=== Listed records ===

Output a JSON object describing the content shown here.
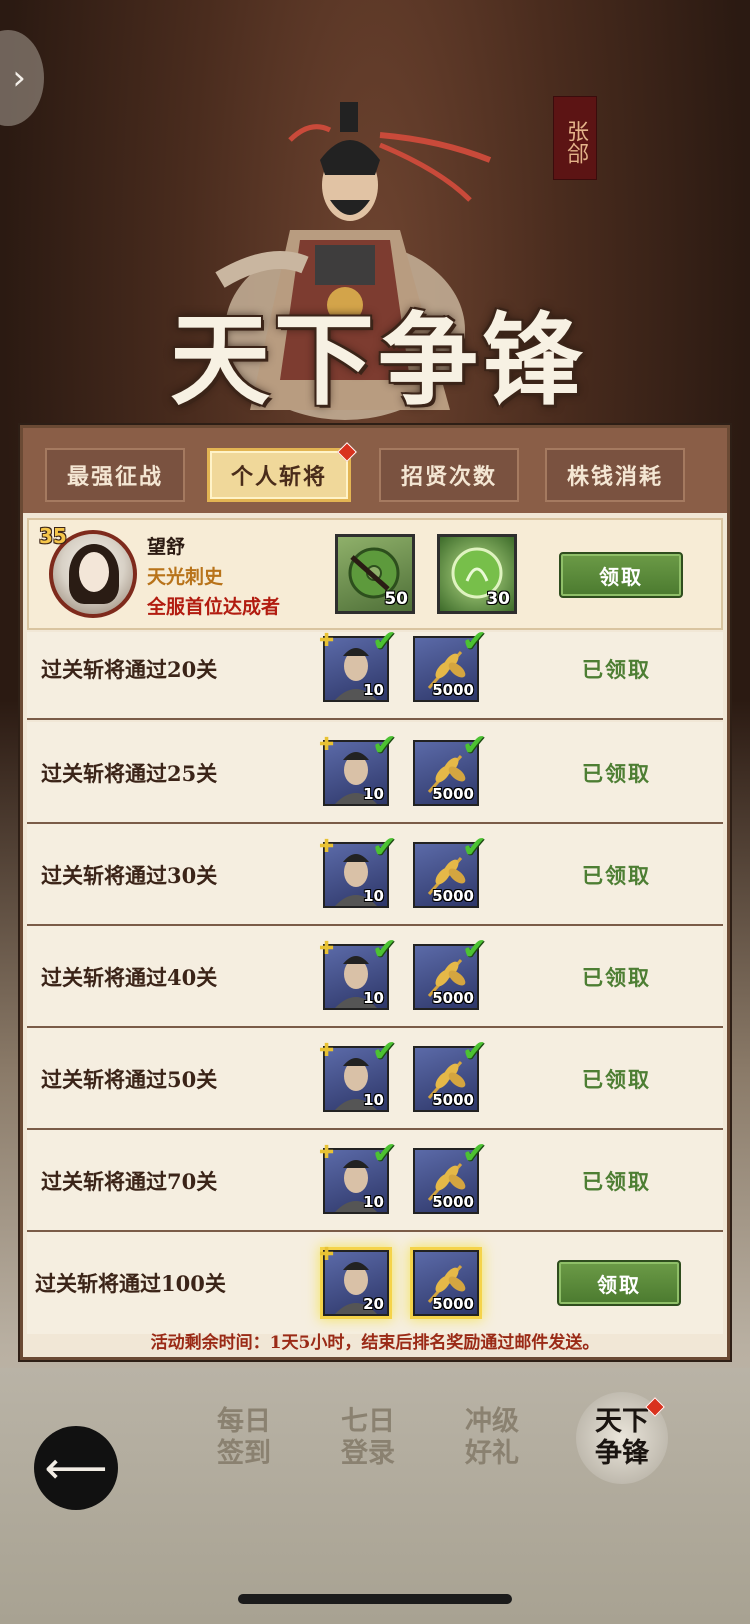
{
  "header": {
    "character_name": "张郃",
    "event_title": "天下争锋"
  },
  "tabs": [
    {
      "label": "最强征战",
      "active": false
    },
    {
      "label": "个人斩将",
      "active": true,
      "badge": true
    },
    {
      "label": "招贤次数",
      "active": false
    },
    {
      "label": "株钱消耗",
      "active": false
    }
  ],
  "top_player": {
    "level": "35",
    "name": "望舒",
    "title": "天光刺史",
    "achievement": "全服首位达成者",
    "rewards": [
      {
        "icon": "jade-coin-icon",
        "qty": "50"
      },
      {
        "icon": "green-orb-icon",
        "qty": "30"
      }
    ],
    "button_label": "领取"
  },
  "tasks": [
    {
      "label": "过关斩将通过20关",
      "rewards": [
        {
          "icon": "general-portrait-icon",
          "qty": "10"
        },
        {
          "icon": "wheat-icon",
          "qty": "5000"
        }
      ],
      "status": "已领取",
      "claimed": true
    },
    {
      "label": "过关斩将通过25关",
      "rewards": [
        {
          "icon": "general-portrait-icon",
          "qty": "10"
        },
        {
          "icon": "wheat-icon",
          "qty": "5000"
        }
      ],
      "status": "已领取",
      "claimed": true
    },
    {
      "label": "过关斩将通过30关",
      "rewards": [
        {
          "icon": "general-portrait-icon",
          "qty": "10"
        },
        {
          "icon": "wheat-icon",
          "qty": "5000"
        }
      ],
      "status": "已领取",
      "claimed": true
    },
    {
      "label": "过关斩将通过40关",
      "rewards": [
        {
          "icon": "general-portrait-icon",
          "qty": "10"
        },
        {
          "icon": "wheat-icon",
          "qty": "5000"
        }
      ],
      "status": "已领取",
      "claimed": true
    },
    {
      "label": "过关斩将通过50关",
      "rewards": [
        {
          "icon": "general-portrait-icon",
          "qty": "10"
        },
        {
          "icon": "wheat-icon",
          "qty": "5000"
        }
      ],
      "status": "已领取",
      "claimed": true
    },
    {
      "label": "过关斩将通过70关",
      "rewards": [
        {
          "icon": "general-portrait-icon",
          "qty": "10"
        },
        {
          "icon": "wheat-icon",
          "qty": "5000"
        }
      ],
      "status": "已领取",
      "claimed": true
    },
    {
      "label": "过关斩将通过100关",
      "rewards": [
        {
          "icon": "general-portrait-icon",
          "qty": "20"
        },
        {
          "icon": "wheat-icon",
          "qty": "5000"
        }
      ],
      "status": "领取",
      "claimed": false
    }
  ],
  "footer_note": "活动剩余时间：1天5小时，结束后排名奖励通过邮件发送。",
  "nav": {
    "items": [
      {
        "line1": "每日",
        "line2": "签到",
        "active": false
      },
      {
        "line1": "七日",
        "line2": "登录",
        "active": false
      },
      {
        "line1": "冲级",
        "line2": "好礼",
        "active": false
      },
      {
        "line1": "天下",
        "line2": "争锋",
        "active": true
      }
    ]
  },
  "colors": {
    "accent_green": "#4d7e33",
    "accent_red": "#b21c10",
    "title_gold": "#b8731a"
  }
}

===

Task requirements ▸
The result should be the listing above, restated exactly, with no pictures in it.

Written reply ▸
Output a JSON object describing the content shown here.
{
  "header": {
    "character_name": "张郃",
    "event_title": "天下争锋"
  },
  "tabs": [
    {
      "label": "最强征战",
      "active": false
    },
    {
      "label": "个人斩将",
      "active": true,
      "badge": true
    },
    {
      "label": "招贤次数",
      "active": false
    },
    {
      "label": "株钱消耗",
      "active": false
    }
  ],
  "top_player": {
    "level": "35",
    "name": "望舒",
    "title": "天光刺史",
    "achievement": "全服首位达成者",
    "rewards": [
      {
        "icon": "jade-coin-icon",
        "qty": "50"
      },
      {
        "icon": "green-orb-icon",
        "qty": "30"
      }
    ],
    "button_label": "领取"
  },
  "tasks": [
    {
      "label": "过关斩将通过20关",
      "rewards": [
        {
          "icon": "general-portrait-icon",
          "qty": "10"
        },
        {
          "icon": "wheat-icon",
          "qty": "5000"
        }
      ],
      "status": "已领取",
      "claimed": true
    },
    {
      "label": "过关斩将通过25关",
      "rewards": [
        {
          "icon": "general-portrait-icon",
          "qty": "10"
        },
        {
          "icon": "wheat-icon",
          "qty": "5000"
        }
      ],
      "status": "已领取",
      "claimed": true
    },
    {
      "label": "过关斩将通过30关",
      "rewards": [
        {
          "icon": "general-portrait-icon",
          "qty": "10"
        },
        {
          "icon": "wheat-icon",
          "qty": "5000"
        }
      ],
      "status": "已领取",
      "claimed": true
    },
    {
      "label": "过关斩将通过40关",
      "rewards": [
        {
          "icon": "general-portrait-icon",
          "qty": "10"
        },
        {
          "icon": "wheat-icon",
          "qty": "5000"
        }
      ],
      "status": "已领取",
      "claimed": true
    },
    {
      "label": "过关斩将通过50关",
      "rewards": [
        {
          "icon": "general-portrait-icon",
          "qty": "10"
        },
        {
          "icon": "wheat-icon",
          "qty": "5000"
        }
      ],
      "status": "已领取",
      "claimed": true
    },
    {
      "label": "过关斩将通过70关",
      "rewards": [
        {
          "icon": "general-portrait-icon",
          "qty": "10"
        },
        {
          "icon": "wheat-icon",
          "qty": "5000"
        }
      ],
      "status": "已领取",
      "claimed": true
    },
    {
      "label": "过关斩将通过100关",
      "rewards": [
        {
          "icon": "general-portrait-icon",
          "qty": "20"
        },
        {
          "icon": "wheat-icon",
          "qty": "5000"
        }
      ],
      "status": "领取",
      "claimed": false
    }
  ],
  "footer_note": "活动剩余时间：1天5小时，结束后排名奖励通过邮件发送。",
  "nav": {
    "items": [
      {
        "line1": "每日",
        "line2": "签到",
        "active": false
      },
      {
        "line1": "七日",
        "line2": "登录",
        "active": false
      },
      {
        "line1": "冲级",
        "line2": "好礼",
        "active": false
      },
      {
        "line1": "天下",
        "line2": "争锋",
        "active": true
      }
    ]
  },
  "colors": {
    "accent_green": "#4d7e33",
    "accent_red": "#b21c10",
    "title_gold": "#b8731a"
  }
}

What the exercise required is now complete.